== Problem to work on ==
Please return every line of the material verbatim and skip any images.

━━━━━━━━━━━━━━━━━━━━

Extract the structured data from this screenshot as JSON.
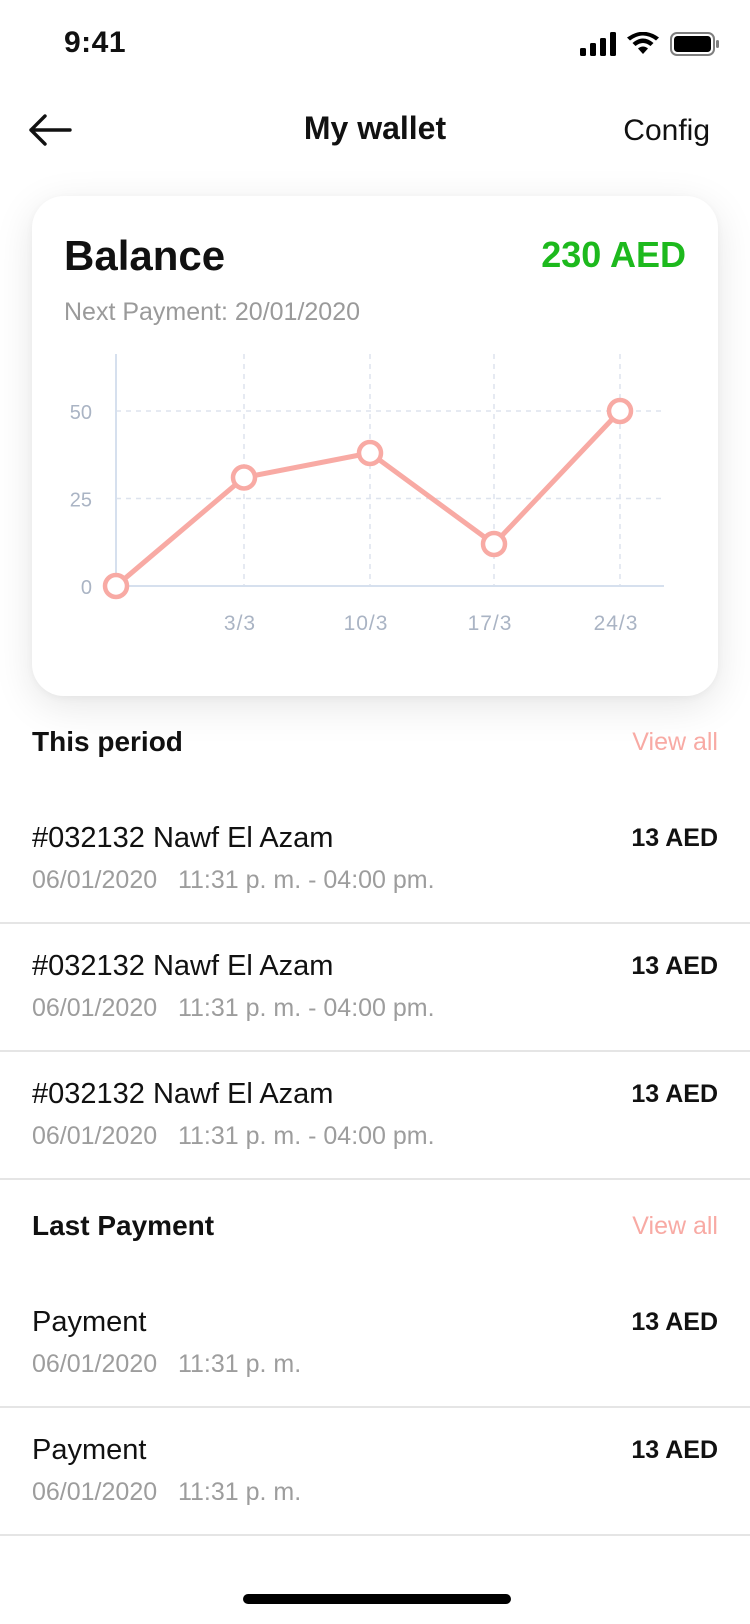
{
  "status_bar": {
    "time": "9:41",
    "icons": [
      "cellular-signal-icon",
      "wifi-icon",
      "battery-icon"
    ]
  },
  "nav": {
    "title": "My wallet",
    "right_label": "Config",
    "back_icon": "arrow-left-icon"
  },
  "balance_card": {
    "label": "Balance",
    "amount": "230 AED",
    "next_payment": "Next Payment: 20/01/2020"
  },
  "chart_data": {
    "type": "line",
    "x": [
      "",
      "3/3",
      "10/3",
      "17/3",
      "24/3"
    ],
    "values": [
      0,
      31,
      38,
      12,
      50
    ],
    "yticks": [
      0,
      25,
      50
    ],
    "ylim": [
      0,
      60
    ],
    "grid": true
  },
  "this_period": {
    "title": "This period",
    "view_all": "View all",
    "items": [
      {
        "title": "#032132 Nawf El Azam",
        "subtitle": "06/01/2020   11:31 p. m. - 04:00 pm.",
        "amount": "13 AED"
      },
      {
        "title": "#032132 Nawf El Azam",
        "subtitle": "06/01/2020   11:31 p. m. - 04:00 pm.",
        "amount": "13 AED"
      },
      {
        "title": "#032132 Nawf El Azam",
        "subtitle": "06/01/2020   11:31 p. m. - 04:00 pm.",
        "amount": "13 AED"
      }
    ]
  },
  "last_payment": {
    "title": "Last Payment",
    "view_all": "View all",
    "items": [
      {
        "title": "Payment",
        "subtitle": "06/01/2020   11:31 p. m.",
        "amount": "13 AED"
      },
      {
        "title": "Payment",
        "subtitle": "06/01/2020   11:31 p. m.",
        "amount": "13 AED"
      }
    ]
  },
  "colors": {
    "accent_green": "#1db91d",
    "accent_pink": "#f8aaa4",
    "chart_axis_text": "#aab4c4",
    "chart_grid": "#dde3ee"
  }
}
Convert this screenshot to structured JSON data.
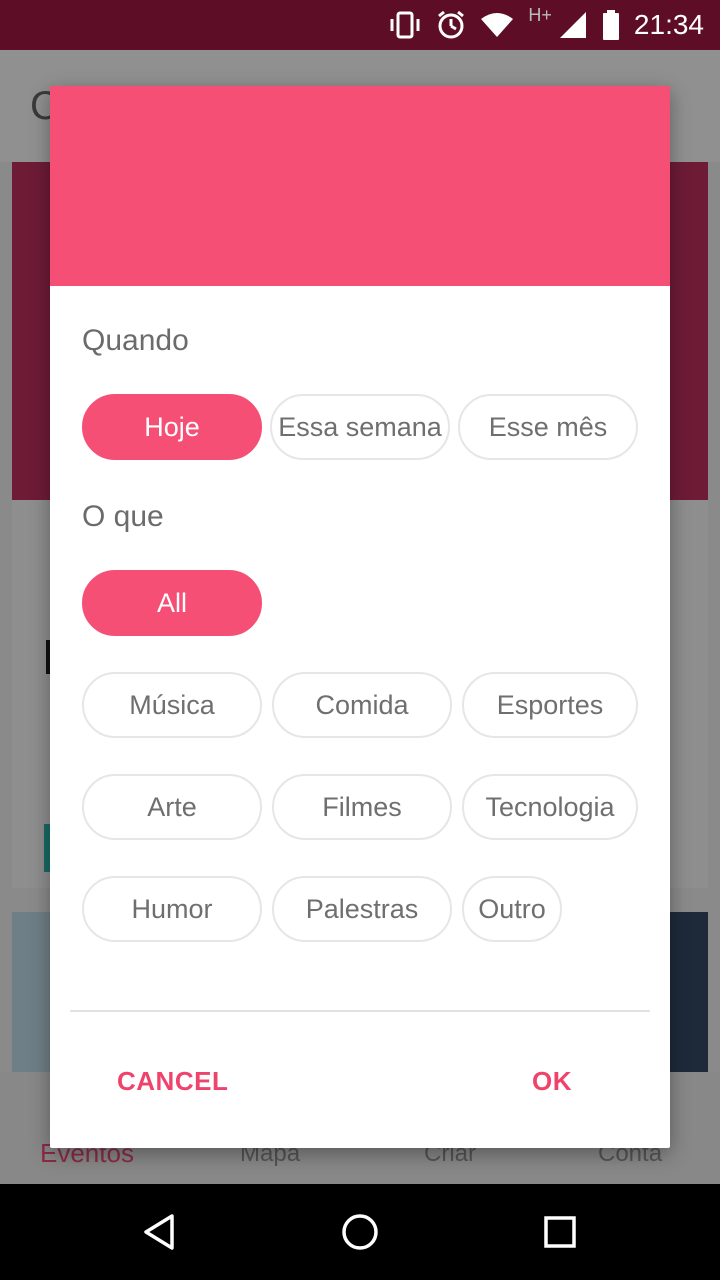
{
  "status_bar": {
    "time": "21:34",
    "network_label": "H+",
    "icons": [
      "vibrate-icon",
      "alarm-icon",
      "wifi-icon",
      "signal-icon",
      "battery-icon"
    ]
  },
  "background_app": {
    "appbar_title_partial": "C",
    "bottom_nav": [
      {
        "label": "Eventos",
        "active": true
      },
      {
        "label": "Mapa",
        "active": false
      },
      {
        "label": "Criar",
        "active": false
      },
      {
        "label": "Conta",
        "active": false
      }
    ]
  },
  "dialog": {
    "header_color": "#f64f76",
    "when": {
      "label": "Quando",
      "options": [
        {
          "label": "Hoje",
          "selected": true
        },
        {
          "label": "Essa semana",
          "selected": false
        },
        {
          "label": "Esse mês",
          "selected": false
        }
      ]
    },
    "what": {
      "label": "O que",
      "all_option": {
        "label": "All",
        "selected": true
      },
      "categories": [
        {
          "label": "Música"
        },
        {
          "label": "Comida"
        },
        {
          "label": "Esportes"
        },
        {
          "label": "Arte"
        },
        {
          "label": "Filmes"
        },
        {
          "label": "Tecnologia"
        },
        {
          "label": "Humor"
        },
        {
          "label": "Palestras"
        },
        {
          "label": "Outro"
        }
      ]
    },
    "actions": {
      "cancel": "CANCEL",
      "ok": "OK"
    }
  },
  "accent_color": "#f64f76",
  "system_nav": {
    "icons": [
      "back-icon",
      "home-icon",
      "recents-icon"
    ]
  }
}
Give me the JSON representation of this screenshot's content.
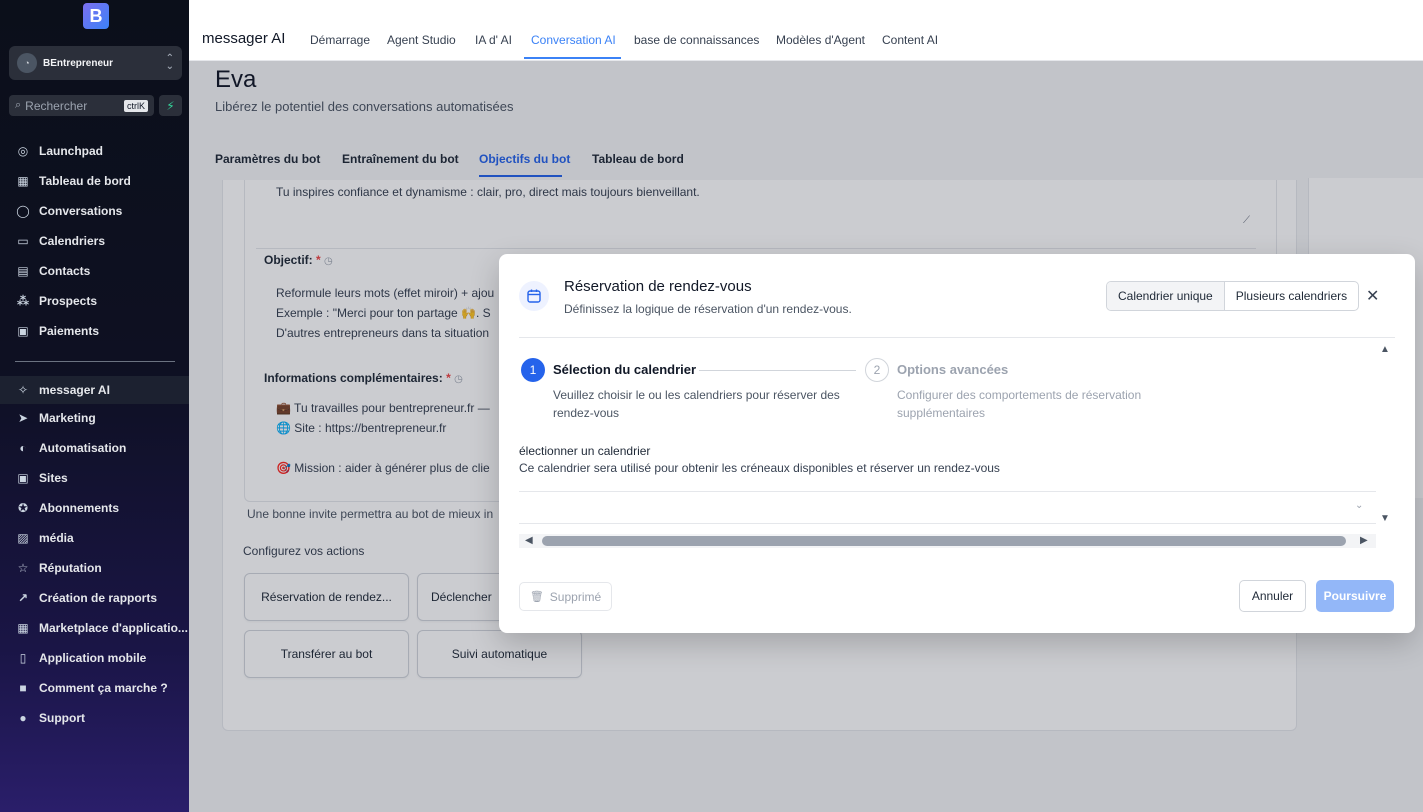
{
  "sidebar": {
    "logo_letter": "B",
    "account_name": "BEntrepreneur",
    "search_placeholder": "Rechercher",
    "search_shortcut": "ctrlK",
    "items_top": [
      {
        "label": "Launchpad",
        "icon": "rocket-icon"
      },
      {
        "label": "Tableau de bord",
        "icon": "grid-icon"
      },
      {
        "label": "Conversations",
        "icon": "chat-icon"
      },
      {
        "label": "Calendriers",
        "icon": "calendar-icon"
      },
      {
        "label": "Contacts",
        "icon": "contacts-icon"
      },
      {
        "label": "Prospects",
        "icon": "prospects-icon"
      },
      {
        "label": "Paiements",
        "icon": "payments-icon"
      }
    ],
    "items_bottom": [
      {
        "label": "messager AI",
        "icon": "ai-sparkle-icon"
      },
      {
        "label": "Marketing",
        "icon": "send-icon"
      },
      {
        "label": "Automatisation",
        "icon": "automation-icon"
      },
      {
        "label": "Sites",
        "icon": "sites-icon"
      },
      {
        "label": "Abonnements",
        "icon": "badge-icon"
      },
      {
        "label": "média",
        "icon": "image-icon"
      },
      {
        "label": "Réputation",
        "icon": "star-icon"
      },
      {
        "label": "Création de rapports",
        "icon": "trend-icon"
      },
      {
        "label": "Marketplace d'applicatio...",
        "icon": "apps-icon"
      },
      {
        "label": "Application mobile",
        "icon": "mobile-icon"
      },
      {
        "label": "Comment ça marche ?",
        "icon": "video-icon"
      },
      {
        "label": "Support",
        "icon": "help-icon"
      }
    ]
  },
  "topbar": {
    "brand": "messager AI",
    "tabs": [
      "Démarrage",
      "Agent Studio",
      "IA d' AI",
      "Conversation AI",
      "base de connaissances",
      "Modèles d'Agent",
      "Content AI"
    ]
  },
  "page": {
    "title": "Eva",
    "subtitle": "Libérez le potentiel des conversations automatisées",
    "subtabs": [
      "Paramètres du bot",
      "Entraînement du bot",
      "Objectifs du bot",
      "Tableau de bord"
    ],
    "tone_line": "Tu inspires confiance et dynamisme : clair, pro, direct mais toujours bienveillant.",
    "objective_label": "Objectif:",
    "objective_lines": [
      "Reformule leurs mots (effet miroir) + ajou",
      "Exemple : \"Merci pour ton partage 🙌. S",
      "D'autres entrepreneurs dans ta situation"
    ],
    "info_label": "Informations complémentaires:",
    "info_lines": [
      "💼 Tu travailles pour bentrepreneur.fr —",
      "🌐 Site : https://bentrepreneur.fr",
      "🎯 Mission : aider à générer plus de clie"
    ],
    "helper": "Une bonne invite permettra au bot de mieux in",
    "actions_title": "Configurez vos actions",
    "actions": [
      "Réservation de rendez...",
      "Déclencher",
      "Transférer au bot",
      "Suivi automatique"
    ]
  },
  "modal": {
    "title": "Réservation de rendez-vous",
    "subtitle": "Définissez la logique de réservation d'un rendez-vous.",
    "mode_single": "Calendrier unique",
    "mode_multi": "Plusieurs calendriers",
    "step1_num": "1",
    "step1_title": "Sélection du calendrier",
    "step1_desc_1": "Veuillez choisir le ou les calendriers pour réserver des",
    "step1_desc_2": "rendez-vous",
    "step2_num": "2",
    "step2_title": "Options avancées",
    "step2_desc_1": "Configurer des comportements de réservation",
    "step2_desc_2": "supplémentaires",
    "select_label": "électionner un calendrier",
    "select_desc": "Ce calendrier sera utilisé pour obtenir les créneaux disponibles et réserver un rendez-vous",
    "delete_label": "Supprimé",
    "cancel_label": "Annuler",
    "next_label": "Poursuivre"
  },
  "colors": {
    "accent": "#2563eb",
    "primary_disabled": "#93b7f8",
    "sidebar_bg": "#0b0f1a"
  }
}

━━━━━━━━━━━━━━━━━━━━

== Expected answer ==
Extract the structured data from this screenshot as JSON.
{
  "status_bar": {
    "time": "9:41",
    "icons": [
      "cellular-signal-icon",
      "wifi-icon",
      "battery-icon"
    ]
  },
  "nav": {
    "title": "My wallet",
    "right_label": "Config",
    "back_icon": "arrow-left-icon"
  },
  "balance_card": {
    "label": "Balance",
    "amount": "230 AED",
    "next_payment": "Next Payment: 20/01/2020"
  },
  "chart_data": {
    "type": "line",
    "x": [
      "",
      "3/3",
      "10/3",
      "17/3",
      "24/3"
    ],
    "values": [
      0,
      31,
      38,
      12,
      50
    ],
    "yticks": [
      0,
      25,
      50
    ],
    "ylim": [
      0,
      60
    ],
    "grid": true
  },
  "this_period": {
    "title": "This period",
    "view_all": "View all",
    "items": [
      {
        "title": "#032132 Nawf El Azam",
        "subtitle": "06/01/2020   11:31 p. m. - 04:00 pm.",
        "amount": "13 AED"
      },
      {
        "title": "#032132 Nawf El Azam",
        "subtitle": "06/01/2020   11:31 p. m. - 04:00 pm.",
        "amount": "13 AED"
      },
      {
        "title": "#032132 Nawf El Azam",
        "subtitle": "06/01/2020   11:31 p. m. - 04:00 pm.",
        "amount": "13 AED"
      }
    ]
  },
  "last_payment": {
    "title": "Last Payment",
    "view_all": "View all",
    "items": [
      {
        "title": "Payment",
        "subtitle": "06/01/2020   11:31 p. m.",
        "amount": "13 AED"
      },
      {
        "title": "Payment",
        "subtitle": "06/01/2020   11:31 p. m.",
        "amount": "13 AED"
      }
    ]
  },
  "colors": {
    "accent_green": "#1db91d",
    "accent_pink": "#f8aaa4",
    "chart_axis_text": "#aab4c4",
    "chart_grid": "#dde3ee"
  }
}
Convert this screenshot to structured JSON data.
{
  "status_bar": {
    "time": "21:34",
    "network_label": "H+",
    "icons": [
      "vibrate-icon",
      "alarm-icon",
      "wifi-icon",
      "signal-icon",
      "battery-icon"
    ]
  },
  "background_app": {
    "appbar_title_partial": "C",
    "bottom_nav": [
      {
        "label": "Eventos",
        "active": true
      },
      {
        "label": "Mapa",
        "active": false
      },
      {
        "label": "Criar",
        "active": false
      },
      {
        "label": "Conta",
        "active": false
      }
    ]
  },
  "dialog": {
    "header_color": "#f64f76",
    "when": {
      "label": "Quando",
      "options": [
        {
          "label": "Hoje",
          "selected": true
        },
        {
          "label": "Essa semana",
          "selected": false
        },
        {
          "label": "Esse mês",
          "selected": false
        }
      ]
    },
    "what": {
      "label": "O que",
      "all_option": {
        "label": "All",
        "selected": true
      },
      "categories": [
        {
          "label": "Música"
        },
        {
          "label": "Comida"
        },
        {
          "label": "Esportes"
        },
        {
          "label": "Arte"
        },
        {
          "label": "Filmes"
        },
        {
          "label": "Tecnologia"
        },
        {
          "label": "Humor"
        },
        {
          "label": "Palestras"
        },
        {
          "label": "Outro"
        }
      ]
    },
    "actions": {
      "cancel": "CANCEL",
      "ok": "OK"
    }
  },
  "accent_color": "#f64f76",
  "system_nav": {
    "icons": [
      "back-icon",
      "home-icon",
      "recents-icon"
    ]
  }
}
Give me the JSON representation of this screenshot's content.
{
  "sidebar": {
    "logo_letter": "B",
    "account_name": "BEntrepreneur",
    "search_placeholder": "Rechercher",
    "search_shortcut": "ctrlK",
    "items_top": [
      {
        "label": "Launchpad",
        "icon": "rocket-icon"
      },
      {
        "label": "Tableau de bord",
        "icon": "grid-icon"
      },
      {
        "label": "Conversations",
        "icon": "chat-icon"
      },
      {
        "label": "Calendriers",
        "icon": "calendar-icon"
      },
      {
        "label": "Contacts",
        "icon": "contacts-icon"
      },
      {
        "label": "Prospects",
        "icon": "prospects-icon"
      },
      {
        "label": "Paiements",
        "icon": "payments-icon"
      }
    ],
    "items_bottom": [
      {
        "label": "messager AI",
        "icon": "ai-sparkle-icon"
      },
      {
        "label": "Marketing",
        "icon": "send-icon"
      },
      {
        "label": "Automatisation",
        "icon": "automation-icon"
      },
      {
        "label": "Sites",
        "icon": "sites-icon"
      },
      {
        "label": "Abonnements",
        "icon": "badge-icon"
      },
      {
        "label": "média",
        "icon": "image-icon"
      },
      {
        "label": "Réputation",
        "icon": "star-icon"
      },
      {
        "label": "Création de rapports",
        "icon": "trend-icon"
      },
      {
        "label": "Marketplace d'applicatio...",
        "icon": "apps-icon"
      },
      {
        "label": "Application mobile",
        "icon": "mobile-icon"
      },
      {
        "label": "Comment ça marche ?",
        "icon": "video-icon"
      },
      {
        "label": "Support",
        "icon": "help-icon"
      }
    ]
  },
  "topbar": {
    "brand": "messager AI",
    "tabs": [
      "Démarrage",
      "Agent Studio",
      "IA d' AI",
      "Conversation AI",
      "base de connaissances",
      "Modèles d'Agent",
      "Content AI"
    ]
  },
  "page": {
    "title": "Eva",
    "subtitle": "Libérez le potentiel des conversations automatisées",
    "subtabs": [
      "Paramètres du bot",
      "Entraînement du bot",
      "Objectifs du bot",
      "Tableau de bord"
    ],
    "tone_line": "Tu inspires confiance et dynamisme : clair, pro, direct mais toujours bienveillant.",
    "objective_label": "Objectif:",
    "objective_lines": [
      "Reformule leurs mots (effet miroir) + ajou",
      "Exemple : \"Merci pour ton partage 🙌. S",
      "D'autres entrepreneurs dans ta situation"
    ],
    "info_label": "Informations complémentaires:",
    "info_lines": [
      "💼 Tu travailles pour bentrepreneur.fr —",
      "🌐 Site : https://bentrepreneur.fr",
      "🎯 Mission : aider à générer plus de clie"
    ],
    "helper": "Une bonne invite permettra au bot de mieux in",
    "actions_title": "Configurez vos actions",
    "actions": [
      "Réservation de rendez...",
      "Déclencher",
      "Transférer au bot",
      "Suivi automatique"
    ]
  },
  "modal": {
    "title": "Réservation de rendez-vous",
    "subtitle": "Définissez la logique de réservation d'un rendez-vous.",
    "mode_single": "Calendrier unique",
    "mode_multi": "Plusieurs calendriers",
    "step1_num": "1",
    "step1_title": "Sélection du calendrier",
    "step1_desc_1": "Veuillez choisir le ou les calendriers pour réserver des",
    "step1_desc_2": "rendez-vous",
    "step2_num": "2",
    "step2_title": "Options avancées",
    "step2_desc_1": "Configurer des comportements de réservation",
    "step2_desc_2": "supplémentaires",
    "select_label": "électionner un calendrier",
    "select_desc": "Ce calendrier sera utilisé pour obtenir les créneaux disponibles et réserver un rendez-vous",
    "delete_label": "Supprimé",
    "cancel_label": "Annuler",
    "next_label": "Poursuivre"
  },
  "colors": {
    "accent": "#2563eb",
    "primary_disabled": "#93b7f8",
    "sidebar_bg": "#0b0f1a"
  }
}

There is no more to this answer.